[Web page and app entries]
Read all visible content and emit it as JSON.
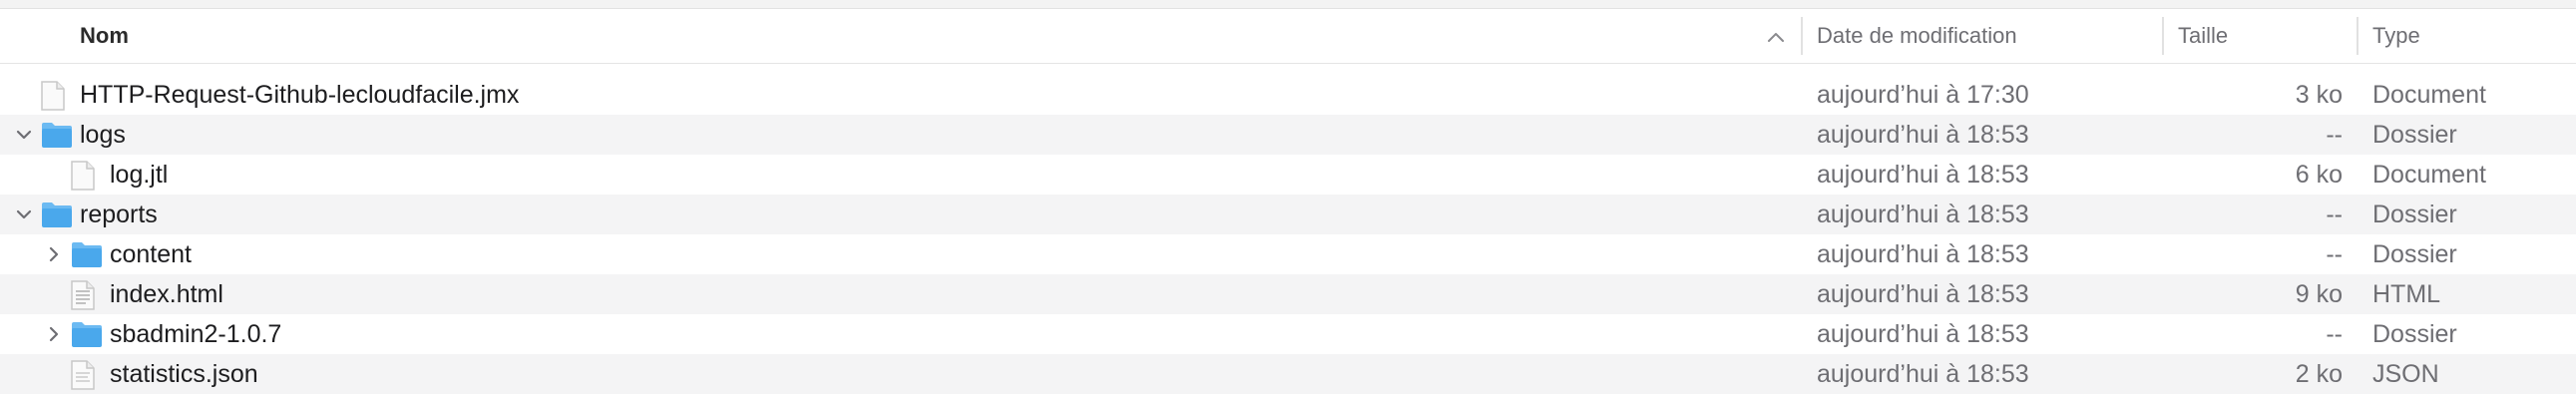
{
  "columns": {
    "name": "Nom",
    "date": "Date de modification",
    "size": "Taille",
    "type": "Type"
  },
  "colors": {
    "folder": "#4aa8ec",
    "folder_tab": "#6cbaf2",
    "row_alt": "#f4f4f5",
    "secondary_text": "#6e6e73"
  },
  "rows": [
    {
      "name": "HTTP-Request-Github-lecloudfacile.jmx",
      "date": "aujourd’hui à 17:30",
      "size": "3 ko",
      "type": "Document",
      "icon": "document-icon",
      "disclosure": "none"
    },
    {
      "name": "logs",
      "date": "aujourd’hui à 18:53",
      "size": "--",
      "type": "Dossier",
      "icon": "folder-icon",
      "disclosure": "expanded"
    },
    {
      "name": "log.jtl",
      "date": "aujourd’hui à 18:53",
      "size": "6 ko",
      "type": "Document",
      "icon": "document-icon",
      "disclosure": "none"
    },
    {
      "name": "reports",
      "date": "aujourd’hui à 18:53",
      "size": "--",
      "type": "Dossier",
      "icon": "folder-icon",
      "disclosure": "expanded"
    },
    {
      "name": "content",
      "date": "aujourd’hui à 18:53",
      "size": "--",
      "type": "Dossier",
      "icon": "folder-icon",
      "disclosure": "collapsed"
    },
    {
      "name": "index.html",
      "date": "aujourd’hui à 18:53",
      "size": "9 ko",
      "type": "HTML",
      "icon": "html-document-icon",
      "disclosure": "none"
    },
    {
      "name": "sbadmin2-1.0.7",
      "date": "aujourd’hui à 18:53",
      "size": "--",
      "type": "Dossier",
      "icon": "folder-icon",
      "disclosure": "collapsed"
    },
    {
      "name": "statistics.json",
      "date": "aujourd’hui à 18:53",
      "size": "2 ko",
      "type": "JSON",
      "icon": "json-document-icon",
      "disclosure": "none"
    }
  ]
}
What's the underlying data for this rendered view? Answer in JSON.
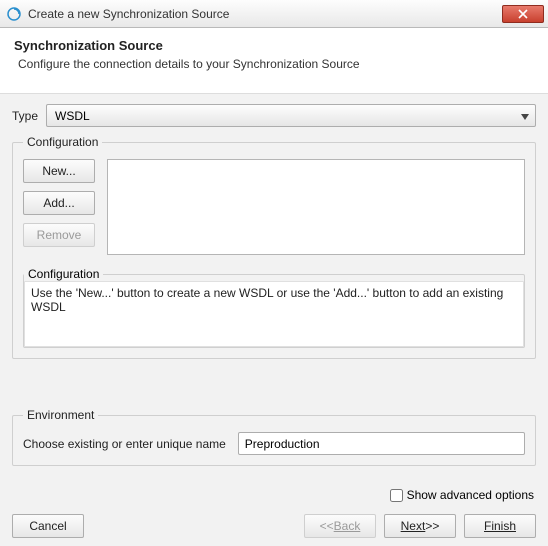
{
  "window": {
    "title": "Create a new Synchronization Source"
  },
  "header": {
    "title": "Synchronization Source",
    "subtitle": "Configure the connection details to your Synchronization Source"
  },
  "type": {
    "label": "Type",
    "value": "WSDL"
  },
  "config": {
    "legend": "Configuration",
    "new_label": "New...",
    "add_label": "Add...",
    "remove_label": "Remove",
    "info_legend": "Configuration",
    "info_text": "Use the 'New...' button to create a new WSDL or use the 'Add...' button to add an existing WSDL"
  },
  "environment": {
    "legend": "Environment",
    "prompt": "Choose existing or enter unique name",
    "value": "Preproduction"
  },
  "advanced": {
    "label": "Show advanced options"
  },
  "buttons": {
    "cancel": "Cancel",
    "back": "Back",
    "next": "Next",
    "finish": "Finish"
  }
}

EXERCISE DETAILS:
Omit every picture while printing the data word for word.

YOUR SOLUTION:
Read all visible content and emit it as JSON.
{
  "columns": {
    "name": "Nom",
    "date": "Date de modification",
    "size": "Taille",
    "type": "Type"
  },
  "colors": {
    "folder": "#4aa8ec",
    "folder_tab": "#6cbaf2",
    "row_alt": "#f4f4f5",
    "secondary_text": "#6e6e73"
  },
  "rows": [
    {
      "name": "HTTP-Request-Github-lecloudfacile.jmx",
      "date": "aujourd’hui à 17:30",
      "size": "3 ko",
      "type": "Document",
      "icon": "document-icon",
      "disclosure": "none"
    },
    {
      "name": "logs",
      "date": "aujourd’hui à 18:53",
      "size": "--",
      "type": "Dossier",
      "icon": "folder-icon",
      "disclosure": "expanded"
    },
    {
      "name": "log.jtl",
      "date": "aujourd’hui à 18:53",
      "size": "6 ko",
      "type": "Document",
      "icon": "document-icon",
      "disclosure": "none"
    },
    {
      "name": "reports",
      "date": "aujourd’hui à 18:53",
      "size": "--",
      "type": "Dossier",
      "icon": "folder-icon",
      "disclosure": "expanded"
    },
    {
      "name": "content",
      "date": "aujourd’hui à 18:53",
      "size": "--",
      "type": "Dossier",
      "icon": "folder-icon",
      "disclosure": "collapsed"
    },
    {
      "name": "index.html",
      "date": "aujourd’hui à 18:53",
      "size": "9 ko",
      "type": "HTML",
      "icon": "html-document-icon",
      "disclosure": "none"
    },
    {
      "name": "sbadmin2-1.0.7",
      "date": "aujourd’hui à 18:53",
      "size": "--",
      "type": "Dossier",
      "icon": "folder-icon",
      "disclosure": "collapsed"
    },
    {
      "name": "statistics.json",
      "date": "aujourd’hui à 18:53",
      "size": "2 ko",
      "type": "JSON",
      "icon": "json-document-icon",
      "disclosure": "none"
    }
  ]
}
What's the underlying data for this rendered view? Answer in JSON.
{
  "window": {
    "title": "Create a new Synchronization Source"
  },
  "header": {
    "title": "Synchronization Source",
    "subtitle": "Configure the connection details to your Synchronization Source"
  },
  "type": {
    "label": "Type",
    "value": "WSDL"
  },
  "config": {
    "legend": "Configuration",
    "new_label": "New...",
    "add_label": "Add...",
    "remove_label": "Remove",
    "info_legend": "Configuration",
    "info_text": "Use the 'New...' button to create a new WSDL or use the 'Add...' button to add an existing WSDL"
  },
  "environment": {
    "legend": "Environment",
    "prompt": "Choose existing or enter unique name",
    "value": "Preproduction"
  },
  "advanced": {
    "label": "Show advanced options"
  },
  "buttons": {
    "cancel": "Cancel",
    "back": "Back",
    "next": "Next",
    "finish": "Finish"
  }
}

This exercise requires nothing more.